Directions: Could you repeat every line below exactly, skipping the images?
───── Record set ─────
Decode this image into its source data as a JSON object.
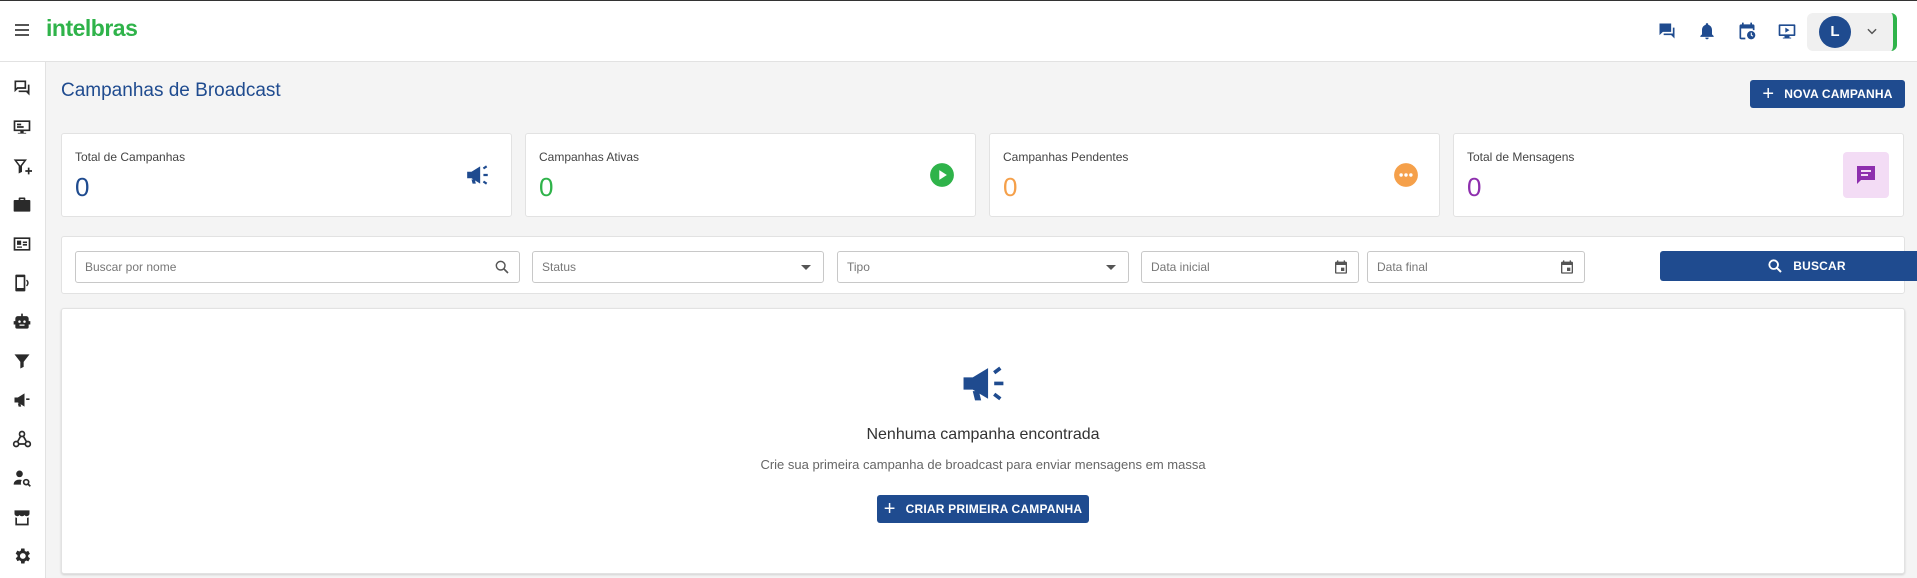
{
  "brand": {
    "logo_text": "intelbras",
    "accent": "#2fb34a",
    "primary": "#1f4b8f"
  },
  "header": {
    "icons": [
      "chat-icon",
      "bell-icon",
      "calendar-clock-icon",
      "monitor-play-icon"
    ],
    "user_initial": "L"
  },
  "sidebar": {
    "items": [
      "chat-icon",
      "monitor-icon",
      "filter-add-icon",
      "briefcase-icon",
      "contact-card-icon",
      "phone-audio-icon",
      "robot-icon",
      "funnel-icon",
      "megaphone-icon",
      "webhook-icon",
      "user-search-icon",
      "store-icon",
      "gear-icon"
    ]
  },
  "page": {
    "title": "Campanhas de Broadcast",
    "new_button": "NOVA CAMPANHA"
  },
  "stats": [
    {
      "label": "Total de Campanhas",
      "value": "0",
      "color": "#1f4b8f",
      "icon": "megaphone-icon"
    },
    {
      "label": "Campanhas Ativas",
      "value": "0",
      "color": "#2fb34a",
      "icon": "play-circle-icon"
    },
    {
      "label": "Campanhas Pendentes",
      "value": "0",
      "color": "#f5a04a",
      "icon": "pending-circle-icon"
    },
    {
      "label": "Total de Mensagens",
      "value": "0",
      "color": "#8e2fae",
      "icon": "message-icon"
    }
  ],
  "filters": {
    "search_placeholder": "Buscar por nome",
    "status_placeholder": "Status",
    "type_placeholder": "Tipo",
    "start_date_placeholder": "Data inicial",
    "end_date_placeholder": "Data final",
    "search_button": "BUSCAR"
  },
  "empty_state": {
    "title": "Nenhuma campanha encontrada",
    "subtitle": "Crie sua primeira campanha de broadcast para enviar mensagens em massa",
    "button": "CRIAR PRIMEIRA CAMPANHA"
  }
}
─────
Answer for the task:
Decode this image into its source data as a JSON object.
{
  "brand": {
    "logo_text": "intelbras",
    "accent": "#2fb34a",
    "primary": "#1f4b8f"
  },
  "header": {
    "icons": [
      "chat-icon",
      "bell-icon",
      "calendar-clock-icon",
      "monitor-play-icon"
    ],
    "user_initial": "L"
  },
  "sidebar": {
    "items": [
      "chat-icon",
      "monitor-icon",
      "filter-add-icon",
      "briefcase-icon",
      "contact-card-icon",
      "phone-audio-icon",
      "robot-icon",
      "funnel-icon",
      "megaphone-icon",
      "webhook-icon",
      "user-search-icon",
      "store-icon",
      "gear-icon"
    ]
  },
  "page": {
    "title": "Campanhas de Broadcast",
    "new_button": "NOVA CAMPANHA"
  },
  "stats": [
    {
      "label": "Total de Campanhas",
      "value": "0",
      "color": "#1f4b8f",
      "icon": "megaphone-icon"
    },
    {
      "label": "Campanhas Ativas",
      "value": "0",
      "color": "#2fb34a",
      "icon": "play-circle-icon"
    },
    {
      "label": "Campanhas Pendentes",
      "value": "0",
      "color": "#f5a04a",
      "icon": "pending-circle-icon"
    },
    {
      "label": "Total de Mensagens",
      "value": "0",
      "color": "#8e2fae",
      "icon": "message-icon"
    }
  ],
  "filters": {
    "search_placeholder": "Buscar por nome",
    "status_placeholder": "Status",
    "type_placeholder": "Tipo",
    "start_date_placeholder": "Data inicial",
    "end_date_placeholder": "Data final",
    "search_button": "BUSCAR"
  },
  "empty_state": {
    "title": "Nenhuma campanha encontrada",
    "subtitle": "Crie sua primeira campanha de broadcast para enviar mensagens em massa",
    "button": "CRIAR PRIMEIRA CAMPANHA"
  }
}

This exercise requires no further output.